Then there are the other days, when nothing is enough. The poem grins. It grins because it knows it is a terrible poem. It grins in embarrassment. It grins in pity. It grins in superiority. I may be a terrible poem, it grins, but at least I have one comfort. At least I'm not a terrible poet. At least I'm not the guy who sat in front of a typewriter for two hours coming up with the likes of me.
A girl named Sherrie is busy reading her work for Jim and the rest of us - mostly for Jim. I am busy being made uncomfortable by it. It's all about desire and sex, but there is nothing arousing going on in the least. I expected to not like it because it would be sentimental, but that isn't the problem. It's just Sherrie standing up there with her yellow curls going everywhere like a doll or a crazed cheerleader, semi-whispering about "folds in flesh" and "shimmering" this and "shuddering" that - it makes me queasy. It's only our second class, for God's sake. Meeting, Jim wants us to call it.
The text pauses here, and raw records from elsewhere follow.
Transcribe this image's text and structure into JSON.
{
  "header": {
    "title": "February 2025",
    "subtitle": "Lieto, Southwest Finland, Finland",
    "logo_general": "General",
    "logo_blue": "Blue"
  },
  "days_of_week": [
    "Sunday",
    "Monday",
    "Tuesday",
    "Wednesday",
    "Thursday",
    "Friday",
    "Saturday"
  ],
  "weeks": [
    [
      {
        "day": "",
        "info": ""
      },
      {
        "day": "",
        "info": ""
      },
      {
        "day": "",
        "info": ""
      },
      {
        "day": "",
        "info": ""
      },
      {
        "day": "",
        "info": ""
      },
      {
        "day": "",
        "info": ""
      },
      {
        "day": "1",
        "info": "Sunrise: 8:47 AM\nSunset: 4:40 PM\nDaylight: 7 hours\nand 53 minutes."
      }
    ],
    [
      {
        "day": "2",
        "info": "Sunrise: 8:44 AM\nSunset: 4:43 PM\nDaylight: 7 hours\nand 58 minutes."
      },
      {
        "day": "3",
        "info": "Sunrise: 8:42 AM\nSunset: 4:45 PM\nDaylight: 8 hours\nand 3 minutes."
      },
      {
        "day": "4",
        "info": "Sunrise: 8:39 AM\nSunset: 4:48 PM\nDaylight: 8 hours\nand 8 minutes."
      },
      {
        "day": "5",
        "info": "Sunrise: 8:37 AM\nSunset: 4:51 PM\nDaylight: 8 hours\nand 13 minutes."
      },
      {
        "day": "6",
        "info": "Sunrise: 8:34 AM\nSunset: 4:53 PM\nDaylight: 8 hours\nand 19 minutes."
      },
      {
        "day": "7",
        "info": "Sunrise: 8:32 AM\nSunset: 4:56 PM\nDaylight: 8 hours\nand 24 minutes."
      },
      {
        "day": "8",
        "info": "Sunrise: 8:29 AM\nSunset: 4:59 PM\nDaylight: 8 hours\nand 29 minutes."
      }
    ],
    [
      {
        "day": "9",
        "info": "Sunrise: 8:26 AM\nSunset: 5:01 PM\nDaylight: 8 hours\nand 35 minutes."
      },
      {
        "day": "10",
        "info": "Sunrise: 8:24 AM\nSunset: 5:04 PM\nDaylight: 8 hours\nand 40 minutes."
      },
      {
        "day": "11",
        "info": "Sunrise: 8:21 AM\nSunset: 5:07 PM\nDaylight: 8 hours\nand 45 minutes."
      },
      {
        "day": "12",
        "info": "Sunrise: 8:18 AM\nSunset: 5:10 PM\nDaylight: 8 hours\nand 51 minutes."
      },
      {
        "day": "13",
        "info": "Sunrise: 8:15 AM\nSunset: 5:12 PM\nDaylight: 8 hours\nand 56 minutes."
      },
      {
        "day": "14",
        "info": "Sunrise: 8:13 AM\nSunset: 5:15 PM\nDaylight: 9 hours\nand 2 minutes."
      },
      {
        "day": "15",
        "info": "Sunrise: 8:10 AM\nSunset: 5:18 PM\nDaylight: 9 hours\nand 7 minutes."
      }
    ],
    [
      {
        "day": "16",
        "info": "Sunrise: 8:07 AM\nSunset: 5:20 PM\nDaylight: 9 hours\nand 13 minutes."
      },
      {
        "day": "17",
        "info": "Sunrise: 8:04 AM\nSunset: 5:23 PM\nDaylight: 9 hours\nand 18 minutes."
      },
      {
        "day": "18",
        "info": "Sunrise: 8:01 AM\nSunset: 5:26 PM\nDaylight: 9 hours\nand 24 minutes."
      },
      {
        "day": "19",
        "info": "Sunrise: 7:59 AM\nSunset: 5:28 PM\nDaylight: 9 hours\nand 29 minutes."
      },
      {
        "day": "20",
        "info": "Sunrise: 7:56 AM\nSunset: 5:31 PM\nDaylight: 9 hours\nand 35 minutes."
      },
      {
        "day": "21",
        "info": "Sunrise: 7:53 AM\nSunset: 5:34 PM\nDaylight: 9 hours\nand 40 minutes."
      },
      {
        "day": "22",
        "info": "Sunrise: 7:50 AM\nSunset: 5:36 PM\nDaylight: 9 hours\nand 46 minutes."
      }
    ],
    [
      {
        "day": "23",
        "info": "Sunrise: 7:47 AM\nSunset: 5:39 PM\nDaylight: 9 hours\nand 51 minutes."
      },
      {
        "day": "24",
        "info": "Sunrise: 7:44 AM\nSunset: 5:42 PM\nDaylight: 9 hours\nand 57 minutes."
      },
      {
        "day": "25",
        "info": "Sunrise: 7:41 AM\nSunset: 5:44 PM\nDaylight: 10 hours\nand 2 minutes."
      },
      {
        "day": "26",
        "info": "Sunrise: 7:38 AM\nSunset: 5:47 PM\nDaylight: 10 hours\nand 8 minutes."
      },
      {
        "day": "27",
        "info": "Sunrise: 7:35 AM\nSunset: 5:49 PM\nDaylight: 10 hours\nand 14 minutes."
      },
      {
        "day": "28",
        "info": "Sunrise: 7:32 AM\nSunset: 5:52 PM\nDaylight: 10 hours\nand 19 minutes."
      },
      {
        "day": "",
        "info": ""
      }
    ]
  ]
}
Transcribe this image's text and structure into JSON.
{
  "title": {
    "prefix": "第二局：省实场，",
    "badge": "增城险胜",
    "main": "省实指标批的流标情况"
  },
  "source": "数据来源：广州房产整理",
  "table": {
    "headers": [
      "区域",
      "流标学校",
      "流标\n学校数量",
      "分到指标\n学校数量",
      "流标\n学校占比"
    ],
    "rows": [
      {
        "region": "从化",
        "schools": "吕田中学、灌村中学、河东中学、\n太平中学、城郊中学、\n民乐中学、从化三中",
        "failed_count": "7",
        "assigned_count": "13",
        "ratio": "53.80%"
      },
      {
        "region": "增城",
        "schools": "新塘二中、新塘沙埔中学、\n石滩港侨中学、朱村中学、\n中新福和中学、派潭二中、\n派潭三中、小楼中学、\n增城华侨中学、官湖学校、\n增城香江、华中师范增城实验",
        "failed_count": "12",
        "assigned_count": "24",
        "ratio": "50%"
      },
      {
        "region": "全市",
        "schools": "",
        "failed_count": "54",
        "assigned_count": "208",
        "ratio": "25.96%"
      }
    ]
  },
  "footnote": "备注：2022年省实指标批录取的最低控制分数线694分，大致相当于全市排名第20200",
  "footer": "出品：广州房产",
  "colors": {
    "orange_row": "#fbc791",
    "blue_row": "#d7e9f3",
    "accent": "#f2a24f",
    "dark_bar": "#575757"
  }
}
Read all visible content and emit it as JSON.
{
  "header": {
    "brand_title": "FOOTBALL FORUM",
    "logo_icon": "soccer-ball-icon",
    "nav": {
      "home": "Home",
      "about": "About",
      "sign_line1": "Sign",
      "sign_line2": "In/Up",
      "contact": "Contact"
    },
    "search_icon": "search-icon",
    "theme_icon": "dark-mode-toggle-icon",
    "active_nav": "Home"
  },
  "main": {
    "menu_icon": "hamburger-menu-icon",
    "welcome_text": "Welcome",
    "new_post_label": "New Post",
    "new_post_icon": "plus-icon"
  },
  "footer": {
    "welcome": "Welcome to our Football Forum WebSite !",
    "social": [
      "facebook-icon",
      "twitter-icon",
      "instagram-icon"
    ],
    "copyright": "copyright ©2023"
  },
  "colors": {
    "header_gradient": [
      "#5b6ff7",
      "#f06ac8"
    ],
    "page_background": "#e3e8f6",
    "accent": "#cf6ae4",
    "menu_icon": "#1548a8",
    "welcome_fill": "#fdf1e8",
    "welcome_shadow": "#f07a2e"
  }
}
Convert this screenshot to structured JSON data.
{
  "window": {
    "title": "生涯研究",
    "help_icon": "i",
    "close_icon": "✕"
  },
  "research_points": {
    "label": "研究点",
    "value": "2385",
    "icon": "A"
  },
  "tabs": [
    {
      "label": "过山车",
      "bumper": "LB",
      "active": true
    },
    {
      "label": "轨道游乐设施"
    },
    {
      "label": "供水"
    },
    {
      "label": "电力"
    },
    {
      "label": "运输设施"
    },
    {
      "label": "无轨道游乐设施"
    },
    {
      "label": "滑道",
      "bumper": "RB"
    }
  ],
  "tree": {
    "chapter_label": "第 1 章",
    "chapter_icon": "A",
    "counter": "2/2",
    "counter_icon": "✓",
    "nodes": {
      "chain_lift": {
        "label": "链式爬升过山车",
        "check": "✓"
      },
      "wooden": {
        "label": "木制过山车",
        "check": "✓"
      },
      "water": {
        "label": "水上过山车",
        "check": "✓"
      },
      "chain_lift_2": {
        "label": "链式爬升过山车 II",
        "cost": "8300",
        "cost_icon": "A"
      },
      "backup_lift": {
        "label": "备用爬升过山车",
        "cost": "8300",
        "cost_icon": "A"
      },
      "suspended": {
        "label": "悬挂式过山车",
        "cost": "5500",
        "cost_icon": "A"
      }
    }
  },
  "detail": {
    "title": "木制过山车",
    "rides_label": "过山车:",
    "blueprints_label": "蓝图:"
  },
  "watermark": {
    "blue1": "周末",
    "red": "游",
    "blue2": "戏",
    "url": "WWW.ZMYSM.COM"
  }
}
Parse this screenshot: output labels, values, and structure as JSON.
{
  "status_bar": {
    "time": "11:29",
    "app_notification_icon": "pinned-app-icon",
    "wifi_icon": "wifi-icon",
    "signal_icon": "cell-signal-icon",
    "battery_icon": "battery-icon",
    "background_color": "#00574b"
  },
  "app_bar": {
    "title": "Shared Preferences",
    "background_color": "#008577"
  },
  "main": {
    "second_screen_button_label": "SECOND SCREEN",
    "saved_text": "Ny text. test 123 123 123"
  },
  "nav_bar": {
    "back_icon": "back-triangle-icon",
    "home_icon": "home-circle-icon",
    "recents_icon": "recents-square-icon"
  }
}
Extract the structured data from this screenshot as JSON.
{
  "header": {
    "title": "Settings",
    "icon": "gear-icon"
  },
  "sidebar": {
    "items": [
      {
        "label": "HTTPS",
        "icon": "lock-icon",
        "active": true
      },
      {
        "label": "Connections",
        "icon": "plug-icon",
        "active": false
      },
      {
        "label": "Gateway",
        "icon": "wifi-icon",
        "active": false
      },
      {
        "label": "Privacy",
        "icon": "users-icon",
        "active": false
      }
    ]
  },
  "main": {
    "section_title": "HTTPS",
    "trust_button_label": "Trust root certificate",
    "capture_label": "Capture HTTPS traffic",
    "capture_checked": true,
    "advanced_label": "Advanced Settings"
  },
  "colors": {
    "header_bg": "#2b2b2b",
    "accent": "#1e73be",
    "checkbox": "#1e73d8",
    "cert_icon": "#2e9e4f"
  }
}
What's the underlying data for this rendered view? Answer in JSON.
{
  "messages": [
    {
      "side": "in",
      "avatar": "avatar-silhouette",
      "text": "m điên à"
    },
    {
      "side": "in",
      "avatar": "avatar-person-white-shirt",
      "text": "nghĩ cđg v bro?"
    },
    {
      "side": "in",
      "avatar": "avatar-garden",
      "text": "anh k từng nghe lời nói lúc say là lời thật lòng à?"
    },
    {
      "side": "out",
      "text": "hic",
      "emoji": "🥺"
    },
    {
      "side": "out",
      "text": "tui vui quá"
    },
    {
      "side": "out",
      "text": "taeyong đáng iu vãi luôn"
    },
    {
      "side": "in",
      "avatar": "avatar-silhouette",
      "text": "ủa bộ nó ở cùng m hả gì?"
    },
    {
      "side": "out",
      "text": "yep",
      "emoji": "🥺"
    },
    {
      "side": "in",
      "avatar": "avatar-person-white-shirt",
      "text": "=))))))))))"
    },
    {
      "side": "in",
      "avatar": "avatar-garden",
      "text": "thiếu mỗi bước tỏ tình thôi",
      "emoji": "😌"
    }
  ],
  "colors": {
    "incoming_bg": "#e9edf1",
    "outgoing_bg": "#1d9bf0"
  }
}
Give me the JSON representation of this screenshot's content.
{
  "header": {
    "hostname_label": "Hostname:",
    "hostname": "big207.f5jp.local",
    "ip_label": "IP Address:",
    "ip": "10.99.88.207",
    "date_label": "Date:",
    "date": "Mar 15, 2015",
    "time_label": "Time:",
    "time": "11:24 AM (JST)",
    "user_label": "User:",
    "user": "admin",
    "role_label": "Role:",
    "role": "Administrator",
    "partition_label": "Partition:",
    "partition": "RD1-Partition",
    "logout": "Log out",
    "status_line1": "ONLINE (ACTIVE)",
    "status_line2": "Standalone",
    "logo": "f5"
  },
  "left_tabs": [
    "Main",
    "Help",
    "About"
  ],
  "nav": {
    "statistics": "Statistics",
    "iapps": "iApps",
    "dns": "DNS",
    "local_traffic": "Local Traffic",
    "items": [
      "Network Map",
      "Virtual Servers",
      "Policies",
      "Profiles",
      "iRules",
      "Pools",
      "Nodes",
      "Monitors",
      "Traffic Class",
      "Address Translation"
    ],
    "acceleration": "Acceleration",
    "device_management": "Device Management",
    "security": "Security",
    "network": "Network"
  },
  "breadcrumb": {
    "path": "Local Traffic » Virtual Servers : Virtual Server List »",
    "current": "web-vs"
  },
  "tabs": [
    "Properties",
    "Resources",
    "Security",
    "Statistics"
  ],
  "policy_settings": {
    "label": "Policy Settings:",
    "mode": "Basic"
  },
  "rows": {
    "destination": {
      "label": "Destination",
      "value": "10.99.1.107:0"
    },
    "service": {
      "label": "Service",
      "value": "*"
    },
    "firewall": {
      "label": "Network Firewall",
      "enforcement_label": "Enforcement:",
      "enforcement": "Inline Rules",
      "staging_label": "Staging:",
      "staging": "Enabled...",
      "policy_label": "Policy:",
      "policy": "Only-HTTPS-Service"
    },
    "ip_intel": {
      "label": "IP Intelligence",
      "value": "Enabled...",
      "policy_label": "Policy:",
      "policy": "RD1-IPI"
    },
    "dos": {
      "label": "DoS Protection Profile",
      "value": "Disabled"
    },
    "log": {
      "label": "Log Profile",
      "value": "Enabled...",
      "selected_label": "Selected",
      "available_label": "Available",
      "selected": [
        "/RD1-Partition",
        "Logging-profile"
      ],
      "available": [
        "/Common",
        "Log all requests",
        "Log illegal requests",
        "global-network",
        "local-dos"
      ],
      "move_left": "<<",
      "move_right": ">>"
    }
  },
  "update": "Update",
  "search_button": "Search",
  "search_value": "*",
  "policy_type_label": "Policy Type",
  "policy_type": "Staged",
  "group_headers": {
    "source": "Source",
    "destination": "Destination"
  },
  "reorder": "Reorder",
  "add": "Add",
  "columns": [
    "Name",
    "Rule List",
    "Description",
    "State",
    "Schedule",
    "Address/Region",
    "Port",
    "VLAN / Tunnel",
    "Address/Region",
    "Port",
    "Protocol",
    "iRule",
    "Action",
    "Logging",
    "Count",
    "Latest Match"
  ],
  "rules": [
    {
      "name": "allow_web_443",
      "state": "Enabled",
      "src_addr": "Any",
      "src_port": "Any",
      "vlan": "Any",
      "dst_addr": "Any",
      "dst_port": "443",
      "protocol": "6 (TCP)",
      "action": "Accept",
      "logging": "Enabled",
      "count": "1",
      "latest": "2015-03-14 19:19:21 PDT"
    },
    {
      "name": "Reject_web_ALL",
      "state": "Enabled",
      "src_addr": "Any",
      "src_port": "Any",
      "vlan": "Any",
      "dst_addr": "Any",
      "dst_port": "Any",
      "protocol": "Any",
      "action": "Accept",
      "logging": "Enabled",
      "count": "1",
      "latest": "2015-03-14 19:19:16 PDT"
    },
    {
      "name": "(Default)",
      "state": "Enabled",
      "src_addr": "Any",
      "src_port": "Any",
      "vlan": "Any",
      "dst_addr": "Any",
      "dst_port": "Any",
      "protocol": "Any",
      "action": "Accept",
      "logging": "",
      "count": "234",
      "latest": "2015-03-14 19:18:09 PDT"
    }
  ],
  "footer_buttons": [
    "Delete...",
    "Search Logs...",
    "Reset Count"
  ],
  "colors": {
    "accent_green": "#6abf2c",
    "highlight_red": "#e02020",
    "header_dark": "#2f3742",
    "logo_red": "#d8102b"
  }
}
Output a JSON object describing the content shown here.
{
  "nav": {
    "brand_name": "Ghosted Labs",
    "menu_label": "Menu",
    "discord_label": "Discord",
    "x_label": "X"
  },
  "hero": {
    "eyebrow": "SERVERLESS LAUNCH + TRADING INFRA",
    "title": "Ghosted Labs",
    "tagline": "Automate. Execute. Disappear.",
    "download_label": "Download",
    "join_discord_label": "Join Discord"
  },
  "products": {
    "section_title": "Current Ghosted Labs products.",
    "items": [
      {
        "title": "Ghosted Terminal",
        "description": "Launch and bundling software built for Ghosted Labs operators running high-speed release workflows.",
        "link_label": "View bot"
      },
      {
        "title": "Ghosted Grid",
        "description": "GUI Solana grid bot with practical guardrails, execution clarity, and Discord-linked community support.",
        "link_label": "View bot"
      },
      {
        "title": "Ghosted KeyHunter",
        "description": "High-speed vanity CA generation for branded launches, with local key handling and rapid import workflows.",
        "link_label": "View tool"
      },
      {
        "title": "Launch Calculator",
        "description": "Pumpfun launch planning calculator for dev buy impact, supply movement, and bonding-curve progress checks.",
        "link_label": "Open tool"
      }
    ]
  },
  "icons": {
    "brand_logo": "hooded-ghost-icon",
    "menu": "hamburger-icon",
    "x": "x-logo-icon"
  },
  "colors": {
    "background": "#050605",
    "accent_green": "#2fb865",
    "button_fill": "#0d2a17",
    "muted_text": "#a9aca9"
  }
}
Jim doesn't seem to mind Sherrie's stuff. He stands with the same demeanour he has whenever anybody reads. He leans slightly against his desk, stares at the ground, and folds his arms way back behind his head, so that his elbows stick out on either side of it like huge animal ears, a rabbit man. He'll stand that way for as long as twenty minutes sometimes, depending on whatever anyone's reading. There is a guy named Claude from Moncton who writes villanelles. These villanelles go on forever sometimes, and Jim will just stand there all contorted until the very last line.
What would you do if your child was a furry feral creature or your new love interest a potential serial killer (or worse, a fictitious cliché)? In The Odious Child, Carolyn Black invents her own blend of urban fantasy, crafting a unique storyscape that she populates with a series of mostly nameless figures who are trapped in social roles that they …